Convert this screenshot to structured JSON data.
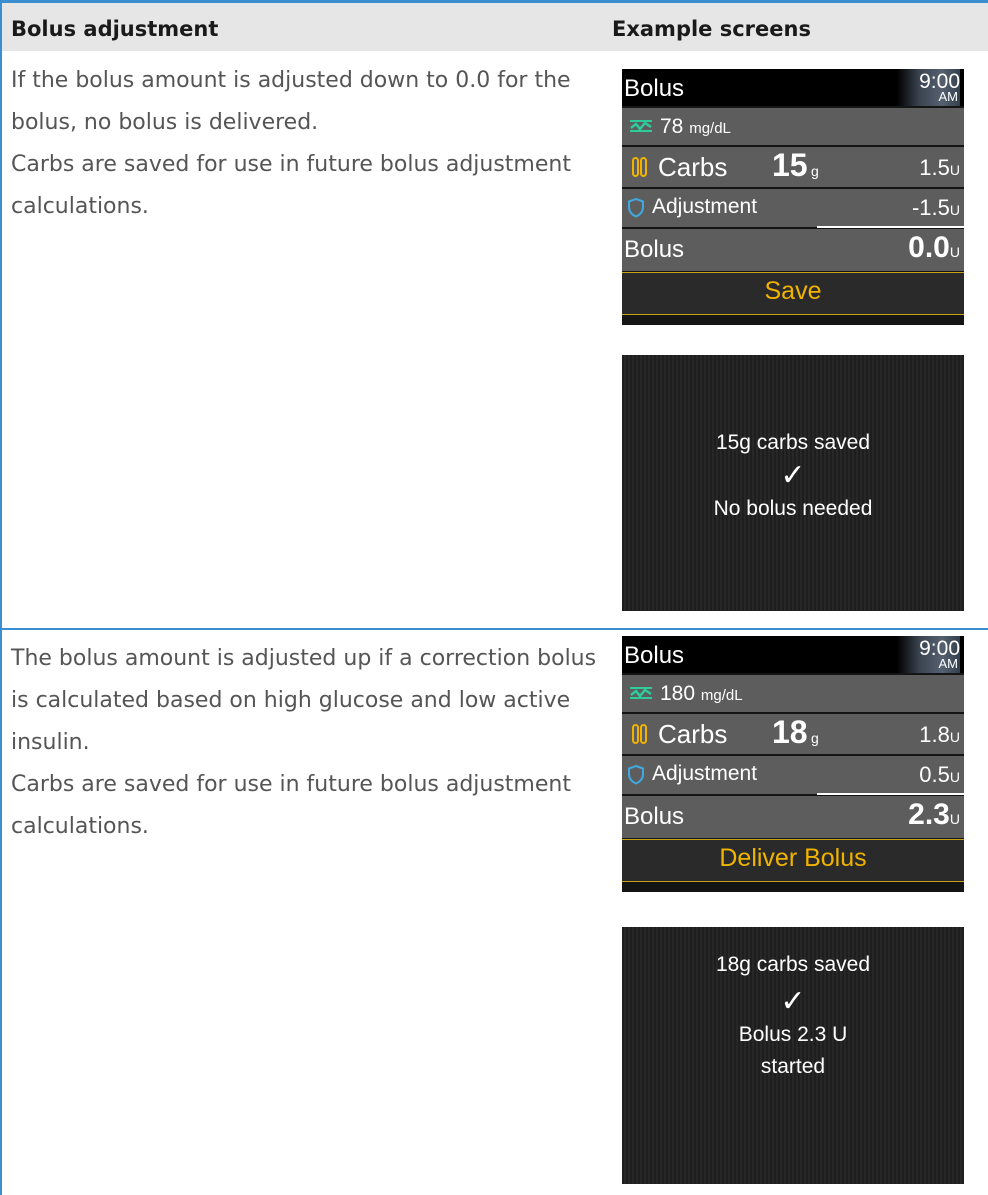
{
  "header": {
    "left": "Bolus adjustment",
    "right": "Example screens"
  },
  "rows": [
    {
      "para1": "If the bolus amount is adjusted down to 0.0 for the bolus, no bolus is delivered.",
      "para2": "Carbs are saved for use in future bolus adjustment calculations.",
      "screen": {
        "title": "Bolus",
        "time": "9:00",
        "ampm": "AM",
        "glucose": "78",
        "glucose_unit": "mg/dL",
        "carbs_label": "Carbs",
        "carbs_value": "15",
        "carbs_unit": "g",
        "carbs_insulin": "1.5",
        "adjustment_label": "Adjustment",
        "adjustment_value": "-1.5",
        "bolus_label": "Bolus",
        "bolus_value": "0.0",
        "unit": "U",
        "action": "Save"
      },
      "confirm": {
        "line1": "15g carbs saved",
        "check": "✓",
        "line2": "No bolus needed",
        "line3": ""
      }
    },
    {
      "para1": "The bolus amount is adjusted up if a correction bolus is calculated based on high glucose and low active insulin.",
      "para2": "Carbs are saved for use in future bolus adjustment calculations.",
      "screen": {
        "title": "Bolus",
        "time": "9:00",
        "ampm": "AM",
        "glucose": "180",
        "glucose_unit": "mg/dL",
        "carbs_label": "Carbs",
        "carbs_value": "18",
        "carbs_unit": "g",
        "carbs_insulin": "1.8",
        "adjustment_label": "Adjustment",
        "adjustment_value": "0.5",
        "bolus_label": "Bolus",
        "bolus_value": "2.3",
        "unit": "U",
        "action": "Deliver Bolus"
      },
      "confirm": {
        "line1": "18g carbs saved",
        "check": "✓",
        "line2": "Bolus 2.3 U",
        "line3": "started"
      }
    }
  ],
  "colors": {
    "accent": "#3b8fd0",
    "header_bg": "#e6e6e6",
    "action_text": "#f0b400",
    "glucose_icon": "#2ecc9a",
    "adjust_icon": "#3fa9e0",
    "carbs_icon": "#f0b400"
  },
  "icons": {
    "glucose": "cgm-trend-icon",
    "carbs": "carbs-icon",
    "adjustment": "shield-icon",
    "confirm": "checkmark-icon"
  }
}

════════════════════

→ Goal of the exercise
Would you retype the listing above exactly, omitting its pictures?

→ Exercise output
Convert this screenshot to structured JSON data.
{
  "header": {
    "left": "Bolus adjustment",
    "right": "Example screens"
  },
  "rows": [
    {
      "para1": "If the bolus amount is adjusted down to 0.0 for the bolus, no bolus is delivered.",
      "para2": "Carbs are saved for use in future bolus adjustment calculations.",
      "screen": {
        "title": "Bolus",
        "time": "9:00",
        "ampm": "AM",
        "glucose": "78",
        "glucose_unit": "mg/dL",
        "carbs_label": "Carbs",
        "carbs_value": "15",
        "carbs_unit": "g",
        "carbs_insulin": "1.5",
        "adjustment_label": "Adjustment",
        "adjustment_value": "-1.5",
        "bolus_label": "Bolus",
        "bolus_value": "0.0",
        "unit": "U",
        "action": "Save"
      },
      "confirm": {
        "line1": "15g carbs saved",
        "check": "✓",
        "line2": "No bolus needed",
        "line3": ""
      }
    },
    {
      "para1": "The bolus amount is adjusted up if a correction bolus is calculated based on high glucose and low active insulin.",
      "para2": "Carbs are saved for use in future bolus adjustment calculations.",
      "screen": {
        "title": "Bolus",
        "time": "9:00",
        "ampm": "AM",
        "glucose": "180",
        "glucose_unit": "mg/dL",
        "carbs_label": "Carbs",
        "carbs_value": "18",
        "carbs_unit": "g",
        "carbs_insulin": "1.8",
        "adjustment_label": "Adjustment",
        "adjustment_value": "0.5",
        "bolus_label": "Bolus",
        "bolus_value": "2.3",
        "unit": "U",
        "action": "Deliver Bolus"
      },
      "confirm": {
        "line1": "18g carbs saved",
        "check": "✓",
        "line2": "Bolus 2.3 U",
        "line3": "started"
      }
    }
  ],
  "colors": {
    "accent": "#3b8fd0",
    "header_bg": "#e6e6e6",
    "action_text": "#f0b400",
    "glucose_icon": "#2ecc9a",
    "adjust_icon": "#3fa9e0",
    "carbs_icon": "#f0b400"
  },
  "icons": {
    "glucose": "cgm-trend-icon",
    "carbs": "carbs-icon",
    "adjustment": "shield-icon",
    "confirm": "checkmark-icon"
  }
}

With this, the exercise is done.